* Your objective: For every line in the listing below that contains the word "Actions", add one to the tally. State the final number and nothing else.

=== Begin Enclosure ===

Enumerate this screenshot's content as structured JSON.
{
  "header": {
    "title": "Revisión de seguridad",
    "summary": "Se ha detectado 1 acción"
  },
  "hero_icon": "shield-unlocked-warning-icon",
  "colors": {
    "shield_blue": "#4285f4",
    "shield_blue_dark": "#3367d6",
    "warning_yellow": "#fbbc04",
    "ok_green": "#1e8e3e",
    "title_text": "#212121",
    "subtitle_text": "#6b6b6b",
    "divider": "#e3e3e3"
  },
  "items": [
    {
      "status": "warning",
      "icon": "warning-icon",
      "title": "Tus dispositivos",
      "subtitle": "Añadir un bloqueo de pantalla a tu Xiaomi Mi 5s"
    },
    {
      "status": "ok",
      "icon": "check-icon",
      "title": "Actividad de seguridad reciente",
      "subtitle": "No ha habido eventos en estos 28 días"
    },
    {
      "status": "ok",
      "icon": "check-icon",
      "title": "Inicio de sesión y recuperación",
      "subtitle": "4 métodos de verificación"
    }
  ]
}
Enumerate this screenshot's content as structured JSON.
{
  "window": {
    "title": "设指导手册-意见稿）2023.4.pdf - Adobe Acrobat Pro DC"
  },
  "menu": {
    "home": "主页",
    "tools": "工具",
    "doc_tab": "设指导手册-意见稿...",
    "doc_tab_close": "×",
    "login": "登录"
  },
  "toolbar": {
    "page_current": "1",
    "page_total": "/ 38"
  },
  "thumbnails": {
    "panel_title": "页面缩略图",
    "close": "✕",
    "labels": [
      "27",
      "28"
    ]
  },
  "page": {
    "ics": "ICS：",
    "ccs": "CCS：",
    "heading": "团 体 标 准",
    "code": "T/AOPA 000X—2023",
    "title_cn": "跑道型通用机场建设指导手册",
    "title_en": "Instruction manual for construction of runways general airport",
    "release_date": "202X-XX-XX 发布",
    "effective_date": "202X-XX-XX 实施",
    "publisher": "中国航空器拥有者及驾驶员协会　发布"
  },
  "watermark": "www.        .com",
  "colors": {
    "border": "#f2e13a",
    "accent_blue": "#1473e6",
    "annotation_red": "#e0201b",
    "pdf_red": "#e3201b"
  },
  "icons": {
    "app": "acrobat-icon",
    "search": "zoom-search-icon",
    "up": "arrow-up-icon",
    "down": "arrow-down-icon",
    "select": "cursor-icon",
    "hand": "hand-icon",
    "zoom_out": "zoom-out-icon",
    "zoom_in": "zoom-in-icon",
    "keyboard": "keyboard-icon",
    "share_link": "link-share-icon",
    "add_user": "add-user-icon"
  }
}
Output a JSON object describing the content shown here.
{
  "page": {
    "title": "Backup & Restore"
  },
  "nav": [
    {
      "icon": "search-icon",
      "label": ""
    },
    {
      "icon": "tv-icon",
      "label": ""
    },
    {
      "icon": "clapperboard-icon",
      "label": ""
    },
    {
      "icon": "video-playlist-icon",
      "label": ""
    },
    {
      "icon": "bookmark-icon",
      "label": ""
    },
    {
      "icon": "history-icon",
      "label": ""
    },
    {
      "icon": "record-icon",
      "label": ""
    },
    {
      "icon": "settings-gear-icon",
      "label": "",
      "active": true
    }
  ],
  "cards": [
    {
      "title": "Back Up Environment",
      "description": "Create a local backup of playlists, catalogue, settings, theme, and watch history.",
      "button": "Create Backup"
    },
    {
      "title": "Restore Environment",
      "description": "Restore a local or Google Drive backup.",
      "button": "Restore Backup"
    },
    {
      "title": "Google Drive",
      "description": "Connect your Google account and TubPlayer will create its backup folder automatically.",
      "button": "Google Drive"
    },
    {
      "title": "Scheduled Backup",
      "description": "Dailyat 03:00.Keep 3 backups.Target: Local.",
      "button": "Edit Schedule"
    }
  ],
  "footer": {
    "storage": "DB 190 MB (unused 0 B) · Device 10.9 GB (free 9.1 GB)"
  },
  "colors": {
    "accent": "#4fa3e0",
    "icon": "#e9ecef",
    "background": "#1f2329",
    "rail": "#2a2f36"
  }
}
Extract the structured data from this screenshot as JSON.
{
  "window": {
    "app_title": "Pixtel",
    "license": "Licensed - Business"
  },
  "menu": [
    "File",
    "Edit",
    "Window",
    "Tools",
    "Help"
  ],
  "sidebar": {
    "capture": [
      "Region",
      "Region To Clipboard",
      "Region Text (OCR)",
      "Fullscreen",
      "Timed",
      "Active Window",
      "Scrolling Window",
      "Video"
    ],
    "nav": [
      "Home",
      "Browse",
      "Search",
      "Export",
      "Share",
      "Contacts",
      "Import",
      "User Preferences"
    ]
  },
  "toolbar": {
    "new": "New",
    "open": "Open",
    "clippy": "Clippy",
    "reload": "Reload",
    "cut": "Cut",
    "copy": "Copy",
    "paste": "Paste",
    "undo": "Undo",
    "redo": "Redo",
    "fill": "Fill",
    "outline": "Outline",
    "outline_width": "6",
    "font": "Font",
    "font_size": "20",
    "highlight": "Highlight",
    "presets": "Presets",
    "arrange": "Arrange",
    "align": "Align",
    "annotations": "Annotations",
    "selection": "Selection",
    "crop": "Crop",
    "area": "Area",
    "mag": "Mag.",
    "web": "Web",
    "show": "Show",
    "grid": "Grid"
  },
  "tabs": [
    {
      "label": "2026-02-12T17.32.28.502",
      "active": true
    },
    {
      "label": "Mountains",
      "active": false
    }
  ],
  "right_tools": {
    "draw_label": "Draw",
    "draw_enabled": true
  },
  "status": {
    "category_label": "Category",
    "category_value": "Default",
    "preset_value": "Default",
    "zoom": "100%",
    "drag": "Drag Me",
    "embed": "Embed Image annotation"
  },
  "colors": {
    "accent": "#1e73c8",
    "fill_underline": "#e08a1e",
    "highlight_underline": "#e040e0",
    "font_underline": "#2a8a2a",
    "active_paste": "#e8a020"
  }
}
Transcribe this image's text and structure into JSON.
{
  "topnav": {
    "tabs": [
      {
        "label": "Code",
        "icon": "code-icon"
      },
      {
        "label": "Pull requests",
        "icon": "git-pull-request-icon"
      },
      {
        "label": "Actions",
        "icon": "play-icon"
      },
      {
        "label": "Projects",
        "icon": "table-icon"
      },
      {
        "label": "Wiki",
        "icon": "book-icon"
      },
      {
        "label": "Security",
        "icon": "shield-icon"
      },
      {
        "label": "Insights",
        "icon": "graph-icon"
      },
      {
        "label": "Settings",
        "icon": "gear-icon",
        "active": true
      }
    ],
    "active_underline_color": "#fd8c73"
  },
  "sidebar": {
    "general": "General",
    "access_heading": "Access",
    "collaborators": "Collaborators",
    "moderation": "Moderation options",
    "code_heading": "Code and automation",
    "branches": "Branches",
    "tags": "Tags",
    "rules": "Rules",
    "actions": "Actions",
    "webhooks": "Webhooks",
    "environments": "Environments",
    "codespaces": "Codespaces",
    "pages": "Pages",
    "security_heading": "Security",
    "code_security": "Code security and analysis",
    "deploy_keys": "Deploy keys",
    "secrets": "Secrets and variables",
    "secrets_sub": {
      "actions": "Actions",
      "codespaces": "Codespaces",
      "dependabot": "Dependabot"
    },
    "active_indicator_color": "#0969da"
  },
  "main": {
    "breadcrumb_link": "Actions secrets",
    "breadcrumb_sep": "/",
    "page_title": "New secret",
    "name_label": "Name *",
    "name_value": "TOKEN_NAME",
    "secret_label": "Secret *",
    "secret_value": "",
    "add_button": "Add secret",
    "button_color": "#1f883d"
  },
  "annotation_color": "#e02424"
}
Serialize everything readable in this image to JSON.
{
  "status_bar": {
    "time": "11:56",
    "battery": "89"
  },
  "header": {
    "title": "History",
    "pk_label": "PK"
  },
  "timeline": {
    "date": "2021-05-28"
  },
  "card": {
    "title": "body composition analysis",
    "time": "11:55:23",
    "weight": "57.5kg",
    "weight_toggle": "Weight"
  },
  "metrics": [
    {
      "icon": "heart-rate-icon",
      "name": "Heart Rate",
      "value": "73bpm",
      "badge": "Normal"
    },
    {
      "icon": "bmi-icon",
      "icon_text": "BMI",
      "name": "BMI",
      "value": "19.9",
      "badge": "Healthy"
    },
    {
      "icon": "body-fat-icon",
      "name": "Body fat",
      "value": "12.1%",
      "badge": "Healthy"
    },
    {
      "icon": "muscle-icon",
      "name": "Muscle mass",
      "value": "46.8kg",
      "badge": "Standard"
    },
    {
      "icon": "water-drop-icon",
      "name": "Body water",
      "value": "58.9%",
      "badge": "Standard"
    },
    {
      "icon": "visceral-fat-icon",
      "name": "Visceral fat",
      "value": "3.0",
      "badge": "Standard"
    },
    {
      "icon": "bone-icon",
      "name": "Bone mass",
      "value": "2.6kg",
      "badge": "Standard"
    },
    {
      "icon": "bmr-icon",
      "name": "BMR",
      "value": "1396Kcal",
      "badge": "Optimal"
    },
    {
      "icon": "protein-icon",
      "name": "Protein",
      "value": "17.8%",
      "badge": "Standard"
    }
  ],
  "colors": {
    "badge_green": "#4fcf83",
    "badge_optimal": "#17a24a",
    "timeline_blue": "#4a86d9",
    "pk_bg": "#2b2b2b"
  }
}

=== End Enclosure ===

* Answer: 4